Six people, coming from 4 different countries, are in the official Jury: : Natali Broods (belgian actress), Emanuele Crialese (italian movie director, scriptwriter and films’ producer), Derek De Lint (dutch actor), Maruschka Detmers (dutch actress), Pierre Dherte (belgian actor, scriptwriter, columnist and illusionnist) and Ivona Juka (croatian director).
A Short Films Competition (11 belgian movies) and many other feature films, not in competition, are to be seen in different sections, coming from countries like Bosnie Herzegovina, Bulgaria, Croatia, Greece, Hungary, Macedonia, Poland, Romania, Russia, Serbia, Tchek Republic, … wich are not often in the belgian regular movie viewing. That’s also the possibility for these countries’ citizean, living in Belgium to ba be back in their own culture, with movies speaking in their own langages.
Some other films you can see in “Flagey”: « Mustang » (Deniz Gamze Ergüven/FRA-GER-TUR-QAT/2015/97’/“European Parliement’s LUX Prize”, in Brussels/4 “César” and 4 “Lumières Prizes”, in Paris/“Goya Price of the Best European Film”, in Madrid/different Prizes in Odessa, Salé, Sarajevo, Stockholm, Valladolid/selected for the « Oscar of the best Film in foreign Langage »/ show in audio-description, for blind people); “They Call Me Jeeg Robot” (Gabriele Mainetti/ITA/ 2015/112’/7 « David di Donatello », in Rome/different Prizes in Amsterdam, Bari and Lisbon); « The Paradise Suite » (Joost van Ginkel/NLD-BUL-SWE/2015/123’/showed at the Opening Gala of the “International Film Festival from Toronto”/selected for the « Oscar of the best Film in foreign Langage »); “Adama” (Simon Rouby/FRA/2015/85’/animated film/“Best Feature Film Prize” of the “Anima Festival”, in Brussels); and at the “BRFF Closing Gala”, on Friday June 24th., at 08 p.m., right after the Iris Awards’ Ceremony, “Aquatic Effect” (Solveig Anspach/FRA/2016/83’/“SACD Prize” of the “Directors” Fortnight”, at the “Festival of Cannes”.
Two exhibitions are organized in “Flagey” (works from Laurent Durieux, one Belgian artist that the “New York scene” adores, and « All colors by Kieslowski », describing life and work of this Polish Artist). Also, on “Sainte-Croix Square”, each evening, some Belgian Feature Films are showed for free. Inside and outside “Flagey”, on Sunday 19th., the 1st. ‘Sunday film flea market’. And don’t forget, on Tuesday 21th., at 07.30 p.m., a “Cine-Concert” will take place, with “Castus”, Kris Dane and “Mustii” as guest stars.

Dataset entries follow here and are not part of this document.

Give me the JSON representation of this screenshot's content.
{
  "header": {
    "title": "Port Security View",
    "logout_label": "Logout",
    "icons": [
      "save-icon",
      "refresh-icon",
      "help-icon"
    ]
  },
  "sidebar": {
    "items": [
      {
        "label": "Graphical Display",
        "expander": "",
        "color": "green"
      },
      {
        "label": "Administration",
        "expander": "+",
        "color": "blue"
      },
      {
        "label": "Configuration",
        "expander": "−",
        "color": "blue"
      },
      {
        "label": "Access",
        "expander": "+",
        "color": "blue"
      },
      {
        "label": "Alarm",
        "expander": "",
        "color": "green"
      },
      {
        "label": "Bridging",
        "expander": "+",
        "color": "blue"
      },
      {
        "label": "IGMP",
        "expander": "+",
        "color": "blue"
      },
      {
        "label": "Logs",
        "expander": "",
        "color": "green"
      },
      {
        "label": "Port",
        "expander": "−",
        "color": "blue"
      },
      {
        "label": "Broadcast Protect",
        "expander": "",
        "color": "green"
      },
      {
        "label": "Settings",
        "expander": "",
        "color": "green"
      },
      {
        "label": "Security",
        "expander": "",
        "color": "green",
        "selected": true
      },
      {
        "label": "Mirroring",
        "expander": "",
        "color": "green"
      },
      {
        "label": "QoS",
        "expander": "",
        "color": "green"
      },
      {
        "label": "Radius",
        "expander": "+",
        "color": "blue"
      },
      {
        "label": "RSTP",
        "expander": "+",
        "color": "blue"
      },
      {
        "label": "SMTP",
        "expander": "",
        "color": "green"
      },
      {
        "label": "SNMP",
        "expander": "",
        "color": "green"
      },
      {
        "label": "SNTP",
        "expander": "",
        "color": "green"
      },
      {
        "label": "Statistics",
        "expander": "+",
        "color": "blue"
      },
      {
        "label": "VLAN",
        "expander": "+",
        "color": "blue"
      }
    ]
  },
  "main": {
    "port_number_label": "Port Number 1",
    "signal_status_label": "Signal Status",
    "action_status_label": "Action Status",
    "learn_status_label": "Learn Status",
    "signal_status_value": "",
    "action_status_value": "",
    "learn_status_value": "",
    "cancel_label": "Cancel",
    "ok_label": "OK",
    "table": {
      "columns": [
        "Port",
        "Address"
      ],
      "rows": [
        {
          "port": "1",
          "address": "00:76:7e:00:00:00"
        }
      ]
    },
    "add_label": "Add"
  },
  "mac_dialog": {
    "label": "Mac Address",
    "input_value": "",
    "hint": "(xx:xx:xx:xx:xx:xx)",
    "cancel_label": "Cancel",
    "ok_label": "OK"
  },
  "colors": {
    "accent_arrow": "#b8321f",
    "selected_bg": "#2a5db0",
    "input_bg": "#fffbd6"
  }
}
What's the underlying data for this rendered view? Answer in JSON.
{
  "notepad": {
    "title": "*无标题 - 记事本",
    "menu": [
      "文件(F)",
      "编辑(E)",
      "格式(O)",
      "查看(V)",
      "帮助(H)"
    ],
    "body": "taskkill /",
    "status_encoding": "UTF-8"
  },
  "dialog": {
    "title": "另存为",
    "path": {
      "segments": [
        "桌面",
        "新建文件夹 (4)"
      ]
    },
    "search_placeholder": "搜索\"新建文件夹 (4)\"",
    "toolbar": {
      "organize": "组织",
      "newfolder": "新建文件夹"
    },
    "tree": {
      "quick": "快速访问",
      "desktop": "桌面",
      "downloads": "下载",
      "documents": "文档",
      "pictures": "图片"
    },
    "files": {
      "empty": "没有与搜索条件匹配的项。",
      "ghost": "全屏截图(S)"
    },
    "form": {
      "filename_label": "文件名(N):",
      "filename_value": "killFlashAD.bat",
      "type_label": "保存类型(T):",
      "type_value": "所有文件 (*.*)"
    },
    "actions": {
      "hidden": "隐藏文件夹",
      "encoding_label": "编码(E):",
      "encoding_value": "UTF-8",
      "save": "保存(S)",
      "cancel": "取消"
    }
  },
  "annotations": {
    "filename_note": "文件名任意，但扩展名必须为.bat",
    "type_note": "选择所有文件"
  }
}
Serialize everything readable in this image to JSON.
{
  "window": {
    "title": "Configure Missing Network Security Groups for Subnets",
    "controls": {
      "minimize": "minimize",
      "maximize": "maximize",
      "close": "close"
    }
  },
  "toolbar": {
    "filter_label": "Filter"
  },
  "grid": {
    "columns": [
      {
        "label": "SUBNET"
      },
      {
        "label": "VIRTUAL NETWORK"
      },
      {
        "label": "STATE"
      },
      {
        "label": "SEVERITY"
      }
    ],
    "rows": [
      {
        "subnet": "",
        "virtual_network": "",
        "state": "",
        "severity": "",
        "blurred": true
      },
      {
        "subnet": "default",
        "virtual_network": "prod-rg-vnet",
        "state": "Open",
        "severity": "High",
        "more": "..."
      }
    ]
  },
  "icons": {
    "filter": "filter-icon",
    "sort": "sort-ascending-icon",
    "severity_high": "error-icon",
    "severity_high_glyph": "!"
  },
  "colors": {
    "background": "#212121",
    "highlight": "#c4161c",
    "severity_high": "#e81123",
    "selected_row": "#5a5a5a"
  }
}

Dowtown Brussels, at the “Cinematek” (buses 38 or 71 from “Flagey”, closed of the “Centrale Railway and Metro Station”, near “Bozar”), till July 31th., 17 movies (from 1969 till 2014) of Volker Schlöndorff (°1939) will be showed. Don’t miss this interesting retrospective, including, on Friday July 31st., at 05.30 p.m.: “Diplomacy” (GER-FRA/ 2014/ 84’/with André Dussollier /“César Award 2015 for the best Adaptation”/ wich opened the 64th. “Berlin International Film Festival”, in 2014 /one historical drama film adapted from the french play “Diplomacie”, by Cyril Gely). And take note that this German films’ director received the “Golden Palm” of the “Festival of Cannes”, in 1979, as well that the “Oscar of the best Film in a foreign Langage”, in Hollywood, in 1980, for “Die Blechtrommel” (“Le Tambour”/GER-FRA-POL/1979/164’/with the well knowed french singer Charles Aznavour / this movie being one adptation of a Germanbook by Günter Wilhelm Grass.
More to read on: http://www.brusselsfilmfesival.be. Prices: 7€50 for one film (6€50 if not yet 26 years old, more than 60 years oldans, unemployed persons and moins valides). Pass for 5 movies, excluding the Closing Gala: 25€. Italian, Spanish and Polish Evenings (with 2 films, the 1st. one starting at 07 p.m., and a little reception between both of them): 10€.
Yves Calbert, with catalog’s extracts.